* PROBLEM REQUIREMENTS
Pictures do not belong in the copy; restate the records below word for word.

(App and web page records)
------------------------------------------------

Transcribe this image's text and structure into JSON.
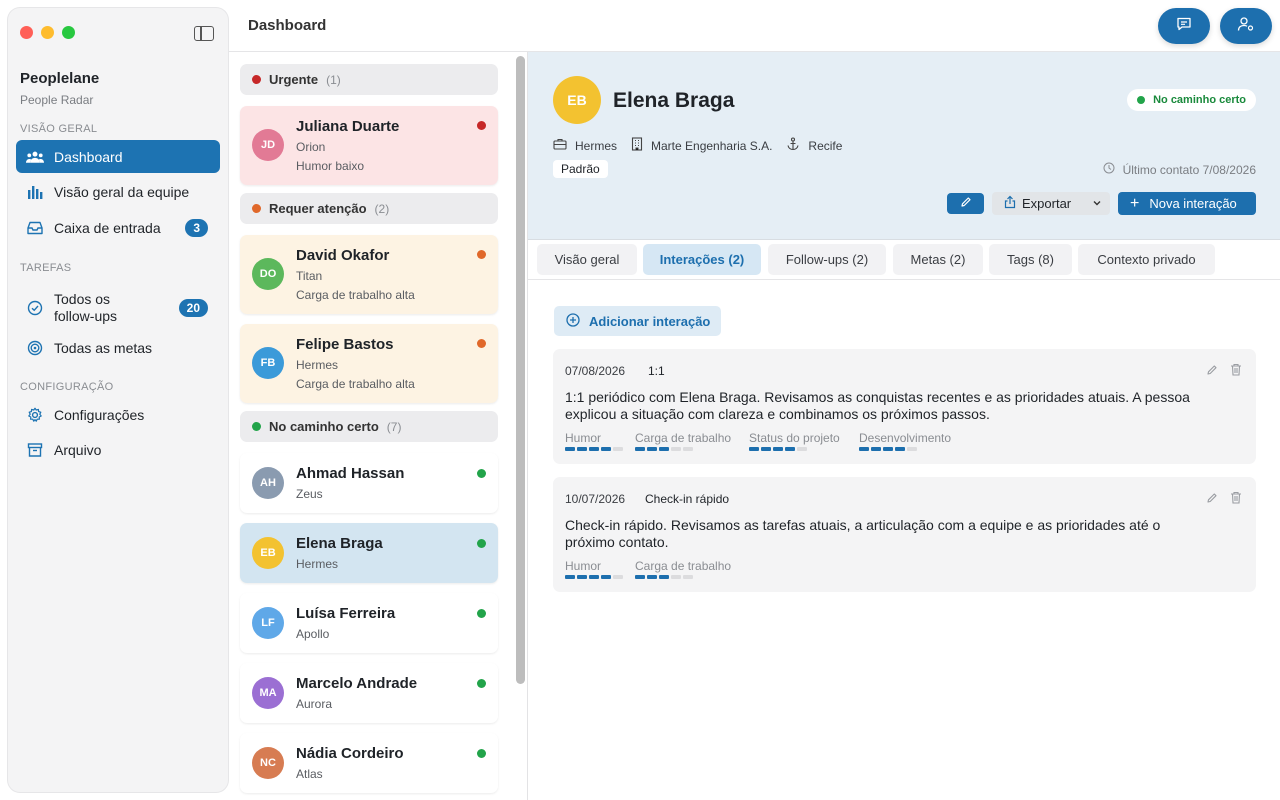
{
  "app": {
    "name": "Peoplelane",
    "subtitle": "People Radar",
    "page_title": "Dashboard"
  },
  "sidebar": {
    "sections": {
      "overview": "VISÃO GERAL",
      "tasks": "TAREFAS",
      "config": "CONFIGURAÇÃO"
    },
    "items": [
      {
        "label": "Dashboard",
        "icon": "people-icon",
        "active": true
      },
      {
        "label": "Visão geral da equipe",
        "icon": "bar-chart-icon"
      },
      {
        "label": "Caixa de entrada",
        "icon": "inbox-icon",
        "badge": "3"
      },
      {
        "label": "Todos os follow-ups",
        "icon": "check-circle-icon",
        "badge": "20"
      },
      {
        "label": "Todas as metas",
        "icon": "target-icon"
      },
      {
        "label": "Configurações",
        "icon": "gear-icon"
      },
      {
        "label": "Arquivo",
        "icon": "archive-icon"
      }
    ]
  },
  "colors": {
    "accent": "#1d73b2",
    "urgent": "#c62828",
    "attention": "#e0682a",
    "ontrack": "#22a44a"
  },
  "groups": {
    "urgent": {
      "label": "Urgente",
      "count": "(1)"
    },
    "attention": {
      "label": "Requer atenção",
      "count": "(2)"
    },
    "ontrack": {
      "label": "No caminho certo",
      "count": "(7)"
    }
  },
  "people": [
    {
      "initials": "JD",
      "name": "Juliana Duarte",
      "team": "Orion",
      "note": "Humor baixo"
    },
    {
      "initials": "DO",
      "name": "David Okafor",
      "team": "Titan",
      "note": "Carga de trabalho alta"
    },
    {
      "initials": "FB",
      "name": "Felipe Bastos",
      "team": "Hermes",
      "note": "Carga de trabalho alta"
    },
    {
      "initials": "AH",
      "name": "Ahmad Hassan",
      "team": "Zeus"
    },
    {
      "initials": "EB",
      "name": "Elena Braga",
      "team": "Hermes"
    },
    {
      "initials": "LF",
      "name": "Luísa Ferreira",
      "team": "Apollo"
    },
    {
      "initials": "MA",
      "name": "Marcelo Andrade",
      "team": "Aurora"
    },
    {
      "initials": "NC",
      "name": "Nádia Cordeiro",
      "team": "Atlas"
    }
  ],
  "detail": {
    "initials": "EB",
    "name": "Elena Braga",
    "status": "No caminho certo",
    "team": "Hermes",
    "company": "Marte Engenharia S.A.",
    "city": "Recife",
    "tag": "Padrão",
    "last_contact": "Último contato 7/08/2026",
    "export_label": "Exportar",
    "new_interaction_label": "Nova interação",
    "tabs": [
      {
        "label": "Visão geral"
      },
      {
        "label": "Interações (2)",
        "active": true
      },
      {
        "label": "Follow-ups (2)"
      },
      {
        "label": "Metas (2)"
      },
      {
        "label": "Tags (8)"
      },
      {
        "label": "Contexto privado"
      }
    ],
    "add_interaction_label": "Adicionar interação",
    "interactions": [
      {
        "date": "07/08/2026",
        "type": "1:1",
        "text": "1:1 periódico com Elena Braga. Revisamos as conquistas recentes e as prioridades atuais. A pessoa explicou a situação com clareza e combinamos os próximos passos.",
        "metrics": [
          {
            "label": "Humor",
            "level": 4,
            "max": 5
          },
          {
            "label": "Carga de trabalho",
            "level": 3,
            "max": 5
          },
          {
            "label": "Status do projeto",
            "level": 4,
            "max": 5
          },
          {
            "label": "Desenvolvimento",
            "level": 4,
            "max": 5
          }
        ]
      },
      {
        "date": "10/07/2026",
        "type": "Check-in rápido",
        "text": "Check-in rápido. Revisamos as tarefas atuais, a articulação com a equipe e as prioridades até o próximo contato.",
        "metrics": [
          {
            "label": "Humor",
            "level": 4,
            "max": 5
          },
          {
            "label": "Carga de trabalho",
            "level": 3,
            "max": 5
          }
        ]
      }
    ]
  }
}
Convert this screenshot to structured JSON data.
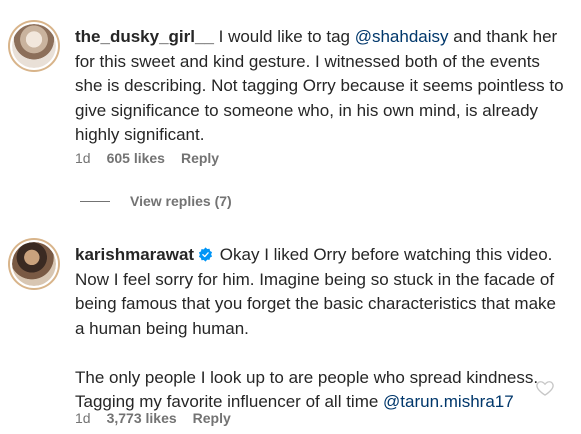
{
  "comments": [
    {
      "username": "the_dusky_girl__",
      "text_pre": " I would like to tag ",
      "mention": "@shahdaisy",
      "text_post": " and thank her for this sweet and kind gesture. I witnessed both of the events she is describing. Not tagging Orry because it seems pointless to give significance to someone who, in his own mind, is already highly significant.",
      "age": "1d",
      "likes": "605 likes",
      "reply": "Reply",
      "view_replies": "View replies (7)"
    },
    {
      "username": "karishmarawat",
      "verified": true,
      "text_pre": " Okay I liked Orry before watching this video. Now I feel sorry for him. Imagine being so stuck in the facade of being famous that you forget the basic characteristics that make a human being human.",
      "text_para2": "The only people I look up to are people who spread kindness. Tagging my favorite influencer of all time ",
      "mention": "@tarun.mishra17",
      "age": "1d",
      "likes": "3,773 likes",
      "reply": "Reply"
    }
  ],
  "icons": {
    "verified_color": "#0095f6",
    "like": "heart-outline-icon"
  }
}
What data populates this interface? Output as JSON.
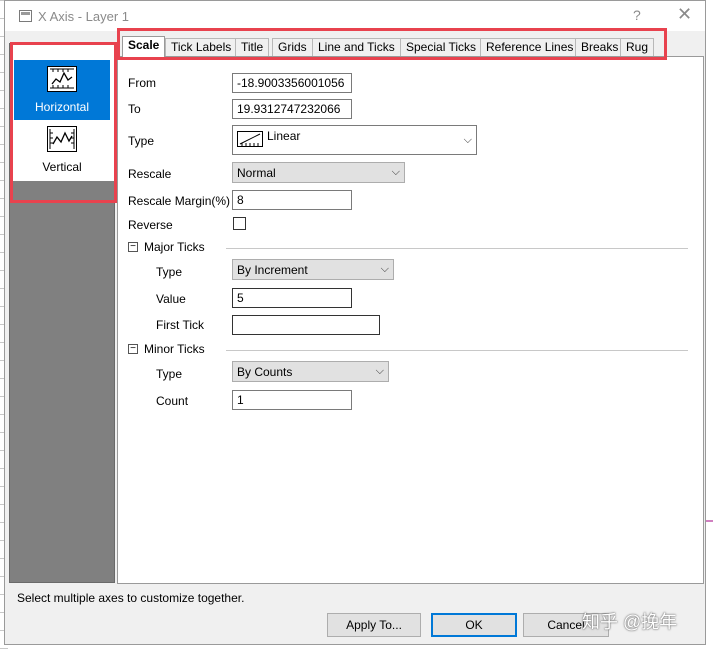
{
  "window": {
    "title": "X Axis - Layer 1",
    "help": "?",
    "close": "✕"
  },
  "axis_list": {
    "items": [
      {
        "label": "Horizontal",
        "selected": true
      },
      {
        "label": "Vertical",
        "selected": false
      }
    ]
  },
  "tabs": [
    "Scale",
    "Tick Labels",
    "Title",
    "Grids",
    "Line and Ticks",
    "Special Ticks",
    "Reference Lines",
    "Breaks",
    "Rug"
  ],
  "active_tab": "Scale",
  "scale": {
    "from_label": "From",
    "from_value": "-18.9003356001056",
    "to_label": "To",
    "to_value": "19.9312747232066",
    "type_label": "Type",
    "type_value": "Linear",
    "rescale_label": "Rescale",
    "rescale_value": "Normal",
    "rescale_margin_label": "Rescale Margin(%)",
    "rescale_margin_value": "8",
    "reverse_label": "Reverse",
    "reverse_checked": false
  },
  "major_ticks": {
    "section_label": "Major Ticks",
    "toggle": "−",
    "type_label": "Type",
    "type_value": "By Increment",
    "value_label": "Value",
    "value_value": "5",
    "first_tick_label": "First Tick",
    "first_tick_value": ""
  },
  "minor_ticks": {
    "section_label": "Minor Ticks",
    "toggle": "−",
    "type_label": "Type",
    "type_value": "By Counts",
    "count_label": "Count",
    "count_value": "1"
  },
  "status_text": "Select multiple axes to customize together.",
  "buttons": {
    "apply_to": "Apply To...",
    "ok": "OK",
    "cancel": "Cancel"
  },
  "watermark": "知乎 @挽年",
  "colors": {
    "highlight_box": "#e8424e",
    "selection": "#0078d7"
  }
}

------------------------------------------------

* EXERCISE ANSWER
Transcribe this image's text and structure into JSON.
{
  "app": {
    "name": "Peoplelane",
    "subtitle": "People Radar",
    "page_title": "Dashboard"
  },
  "sidebar": {
    "sections": {
      "overview": "VISÃO GERAL",
      "tasks": "TAREFAS",
      "config": "CONFIGURAÇÃO"
    },
    "items": [
      {
        "label": "Dashboard",
        "icon": "people-icon",
        "active": true
      },
      {
        "label": "Visão geral da equipe",
        "icon": "bar-chart-icon"
      },
      {
        "label": "Caixa de entrada",
        "icon": "inbox-icon",
        "badge": "3"
      },
      {
        "label": "Todos os follow-ups",
        "icon": "check-circle-icon",
        "badge": "20"
      },
      {
        "label": "Todas as metas",
        "icon": "target-icon"
      },
      {
        "label": "Configurações",
        "icon": "gear-icon"
      },
      {
        "label": "Arquivo",
        "icon": "archive-icon"
      }
    ]
  },
  "colors": {
    "accent": "#1d73b2",
    "urgent": "#c62828",
    "attention": "#e0682a",
    "ontrack": "#22a44a"
  },
  "groups": {
    "urgent": {
      "label": "Urgente",
      "count": "(1)"
    },
    "attention": {
      "label": "Requer atenção",
      "count": "(2)"
    },
    "ontrack": {
      "label": "No caminho certo",
      "count": "(7)"
    }
  },
  "people": [
    {
      "initials": "JD",
      "name": "Juliana Duarte",
      "team": "Orion",
      "note": "Humor baixo"
    },
    {
      "initials": "DO",
      "name": "David Okafor",
      "team": "Titan",
      "note": "Carga de trabalho alta"
    },
    {
      "initials": "FB",
      "name": "Felipe Bastos",
      "team": "Hermes",
      "note": "Carga de trabalho alta"
    },
    {
      "initials": "AH",
      "name": "Ahmad Hassan",
      "team": "Zeus"
    },
    {
      "initials": "EB",
      "name": "Elena Braga",
      "team": "Hermes"
    },
    {
      "initials": "LF",
      "name": "Luísa Ferreira",
      "team": "Apollo"
    },
    {
      "initials": "MA",
      "name": "Marcelo Andrade",
      "team": "Aurora"
    },
    {
      "initials": "NC",
      "name": "Nádia Cordeiro",
      "team": "Atlas"
    }
  ],
  "detail": {
    "initials": "EB",
    "name": "Elena Braga",
    "status": "No caminho certo",
    "team": "Hermes",
    "company": "Marte Engenharia S.A.",
    "city": "Recife",
    "tag": "Padrão",
    "last_contact": "Último contato 7/08/2026",
    "export_label": "Exportar",
    "new_interaction_label": "Nova interação",
    "tabs": [
      {
        "label": "Visão geral"
      },
      {
        "label": "Interações (2)",
        "active": true
      },
      {
        "label": "Follow-ups (2)"
      },
      {
        "label": "Metas (2)"
      },
      {
        "label": "Tags (8)"
      },
      {
        "label": "Contexto privado"
      }
    ],
    "add_interaction_label": "Adicionar interação",
    "interactions": [
      {
        "date": "07/08/2026",
        "type": "1:1",
        "text": "1:1 periódico com Elena Braga. Revisamos as conquistas recentes e as prioridades atuais. A pessoa explicou a situação com clareza e combinamos os próximos passos.",
        "metrics": [
          {
            "label": "Humor",
            "level": 4,
            "max": 5
          },
          {
            "label": "Carga de trabalho",
            "level": 3,
            "max": 5
          },
          {
            "label": "Status do projeto",
            "level": 4,
            "max": 5
          },
          {
            "label": "Desenvolvimento",
            "level": 4,
            "max": 5
          }
        ]
      },
      {
        "date": "10/07/2026",
        "type": "Check-in rápido",
        "text": "Check-in rápido. Revisamos as tarefas atuais, a articulação com a equipe e as prioridades até o próximo contato.",
        "metrics": [
          {
            "label": "Humor",
            "level": 4,
            "max": 5
          },
          {
            "label": "Carga de trabalho",
            "level": 3,
            "max": 5
          }
        ]
      }
    ]
  }
}
Convert this screenshot to structured JSON data.
{
  "comments": [
    {
      "username": "the_dusky_girl__",
      "text_pre": " I would like to tag ",
      "mention": "@shahdaisy",
      "text_post": " and thank her for this sweet and kind gesture. I witnessed both of the events she is describing. Not tagging Orry because it seems pointless to give significance to someone who, in his own mind, is already highly significant.",
      "age": "1d",
      "likes": "605 likes",
      "reply": "Reply",
      "view_replies": "View replies (7)"
    },
    {
      "username": "karishmarawat",
      "verified": true,
      "text_pre": " Okay I liked Orry before watching this video. Now I feel sorry for him. Imagine being so stuck in the facade of being famous that you forget the basic characteristics that make a human being human.",
      "text_para2": "The only people I look up to are people who spread kindness. Tagging my favorite influencer of all time ",
      "mention": "@tarun.mishra17",
      "age": "1d",
      "likes": "3,773 likes",
      "reply": "Reply"
    }
  ],
  "icons": {
    "verified_color": "#0095f6",
    "like": "heart-outline-icon"
  }
}
What data populates this interface? Output as JSON.
{
  "window": {
    "title": "X Axis - Layer 1",
    "help": "?",
    "close": "✕"
  },
  "axis_list": {
    "items": [
      {
        "label": "Horizontal",
        "selected": true
      },
      {
        "label": "Vertical",
        "selected": false
      }
    ]
  },
  "tabs": [
    "Scale",
    "Tick Labels",
    "Title",
    "Grids",
    "Line and Ticks",
    "Special Ticks",
    "Reference Lines",
    "Breaks",
    "Rug"
  ],
  "active_tab": "Scale",
  "scale": {
    "from_label": "From",
    "from_value": "-18.9003356001056",
    "to_label": "To",
    "to_value": "19.9312747232066",
    "type_label": "Type",
    "type_value": "Linear",
    "rescale_label": "Rescale",
    "rescale_value": "Normal",
    "rescale_margin_label": "Rescale Margin(%)",
    "rescale_margin_value": "8",
    "reverse_label": "Reverse",
    "reverse_checked": false
  },
  "major_ticks": {
    "section_label": "Major Ticks",
    "toggle": "−",
    "type_label": "Type",
    "type_value": "By Increment",
    "value_label": "Value",
    "value_value": "5",
    "first_tick_label": "First Tick",
    "first_tick_value": ""
  },
  "minor_ticks": {
    "section_label": "Minor Ticks",
    "toggle": "−",
    "type_label": "Type",
    "type_value": "By Counts",
    "count_label": "Count",
    "count_value": "1"
  },
  "status_text": "Select multiple axes to customize together.",
  "buttons": {
    "apply_to": "Apply To...",
    "ok": "OK",
    "cancel": "Cancel"
  },
  "watermark": "知乎 @挽年",
  "colors": {
    "highlight_box": "#e8424e",
    "selection": "#0078d7"
  }
}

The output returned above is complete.